Your answer should consist of each line from the data below that contains "Knochenmark".

====== SUPPLIED ENTRIES ======

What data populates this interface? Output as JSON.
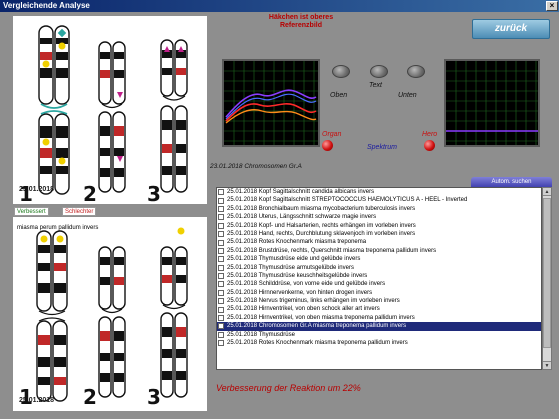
{
  "window": {
    "title": "Vergleichende Analyse",
    "close_glyph": "×"
  },
  "heading": {
    "line1": "Häkchen ist oberes",
    "line2": "Referenzbild"
  },
  "back_button": {
    "label": "zurück"
  },
  "controls": {
    "oben": "Oben",
    "text": "Text",
    "unten": "Unten",
    "organ": "Organ",
    "hero": "Hero",
    "spektrum": "Spektrum"
  },
  "top_panel": {
    "date": "23.01.2018",
    "numbers": [
      "1",
      "2",
      "3"
    ]
  },
  "bottom_panel": {
    "date": "25.01.2018",
    "caption": "miasma         perum         pallidum invers",
    "numbers": [
      "1",
      "2",
      "3"
    ]
  },
  "tabs": {
    "verbessert": "Verbessert",
    "schlechter": "Schlechter"
  },
  "date_line": "23.01.2018 Chromosomen Gr.A",
  "search_button": "Autom. suchen",
  "list": {
    "rows": [
      "25.01.2018  Kopf Sagittalschnitt  candida albicans invers",
      "25.01.2018  Kopf Sagittalschnitt  STREPTOCOCCUS  HAEMOLYTICUS  A   -  HEEL - Inverted",
      "25.01.2018  Bronchialbaum  miasma mycobacterium tuberculosis invers",
      "25.01.2018  Uterus, Längsschnitt  schwarze magie invers",
      "25.01.2018  Kopf- und Halsarterien, rechts  erhängen im vorleben invers",
      "25.01.2018  Hand, rechts, Durchblutung  sklavenjoch im vorleben invers",
      "25.01.2018  Rotes Knochenmark  miasma treponema",
      "25.01.2018  Brustdrüse, rechts, Querschnitt  miasma treponema pallidum invers",
      "25.01.2018  Thymusdrüse  eide und gelübde invers",
      "25.01.2018  Thymusdrüse  armutsgelübde invers",
      "25.01.2018  Thymusdrüse  keuschheitsgelübde invers",
      "25.01.2018  Schilddrüse, von vorne  eide und gelübde invers",
      "25.01.2018  Hirnnervenkerne, von hinten  drogen invers",
      "25.01.2018  Nervus trigeminus, links  erhängen im vorleben invers",
      "25.01.2018  Hirnventrikel, von oben  schock aller art invers",
      "25.01.2018  Hirnventrikel, von oben  miasma treponema pallidum invers",
      "25.01.2018  Chromosomen Gr.A  miasma treponema pallidum invers",
      "25.01.2018  Thymusdrüse",
      "25.01.2018  Rotes Knochenmark  miasma treponema pallidum invers"
    ],
    "selected_index": 16
  },
  "status": "Verbesserung der Reaktion um 22%",
  "colors": {
    "accent_red": "#b80000",
    "selection": "#1f2a7a",
    "scope_purple": "#8a3cff",
    "scope_orange": "#ff8c1a",
    "scope_red": "#ff2a2a",
    "scope_blue": "#4a6cff"
  },
  "icons": {
    "scroll_up": "up-arrow-icon",
    "scroll_down": "down-arrow-icon",
    "close": "close-icon"
  }
}
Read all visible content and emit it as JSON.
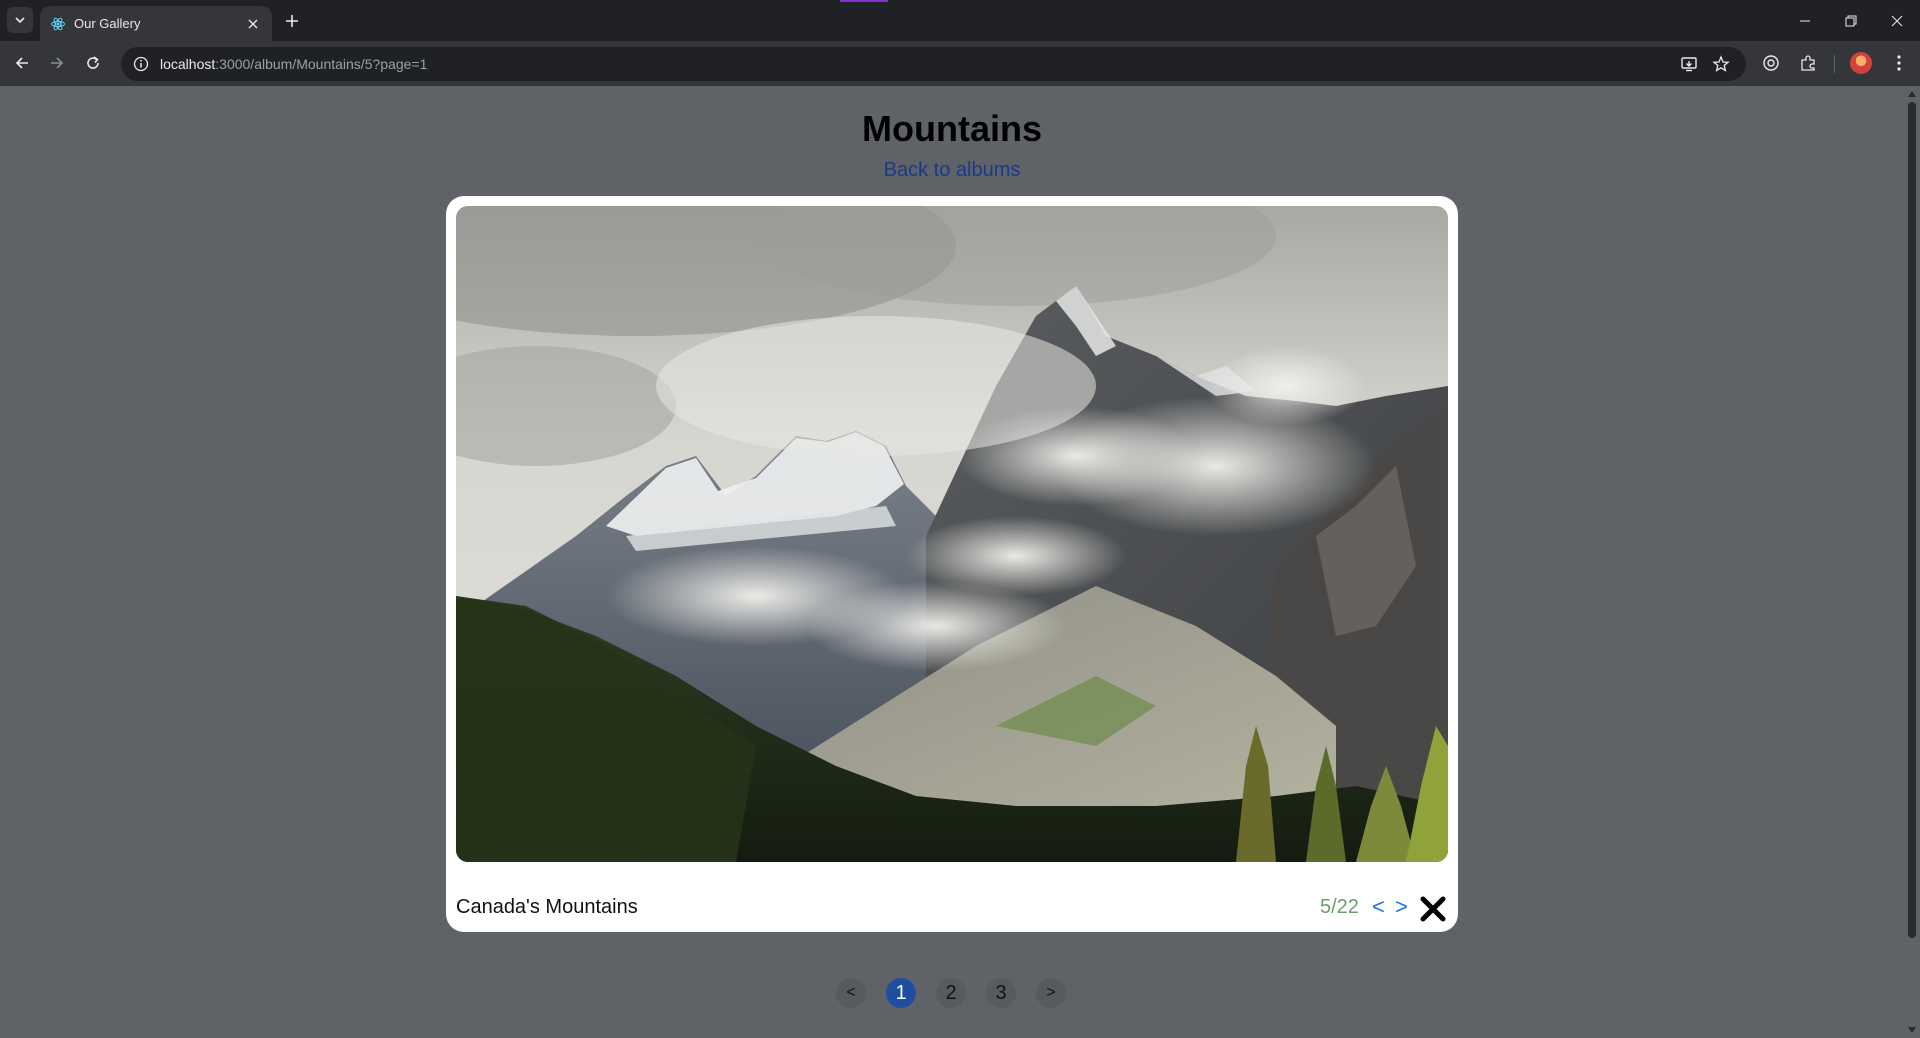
{
  "browser": {
    "tab_title": "Our Gallery",
    "url_host": "localhost",
    "url_rest": ":3000/album/Mountains/5?page=1",
    "icons": [
      "tab-list-icon",
      "react-favicon-icon",
      "close-icon",
      "plus-icon",
      "minimize-icon",
      "restore-icon",
      "close-window-icon",
      "back-icon",
      "forward-icon",
      "reload-icon",
      "site-info-icon",
      "install-app-icon",
      "bookmark-star-icon",
      "lens-icon",
      "extensions-icon",
      "profile-avatar",
      "kebab-menu-icon"
    ]
  },
  "page": {
    "title": "Mountains",
    "back_link": "Back to albums"
  },
  "viewer": {
    "caption": "Canada's Mountains",
    "counter": "5/22",
    "prev_label": "<",
    "next_label": ">",
    "photo_alt": "Snow-capped rocky mountains with clouds above a green pine forest"
  },
  "pagination": {
    "prev_label": "<",
    "next_label": ">",
    "pages": [
      "1",
      "2",
      "3"
    ],
    "current_page": "1"
  },
  "colors": {
    "page_bg": "#5f6368",
    "active_page": "#1f4ea0",
    "counter_text": "#6e9c6e",
    "nav_arrow": "#1a73e8",
    "back_link": "#1a3a8a"
  }
}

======

RESPONSE FOR THIS EXERCISE:
      "25.01.2018  Rotes Knochenmark  miasma treponema",
      "25.01.2018  Rotes Knochenmark  miasma treponema pallidum invers"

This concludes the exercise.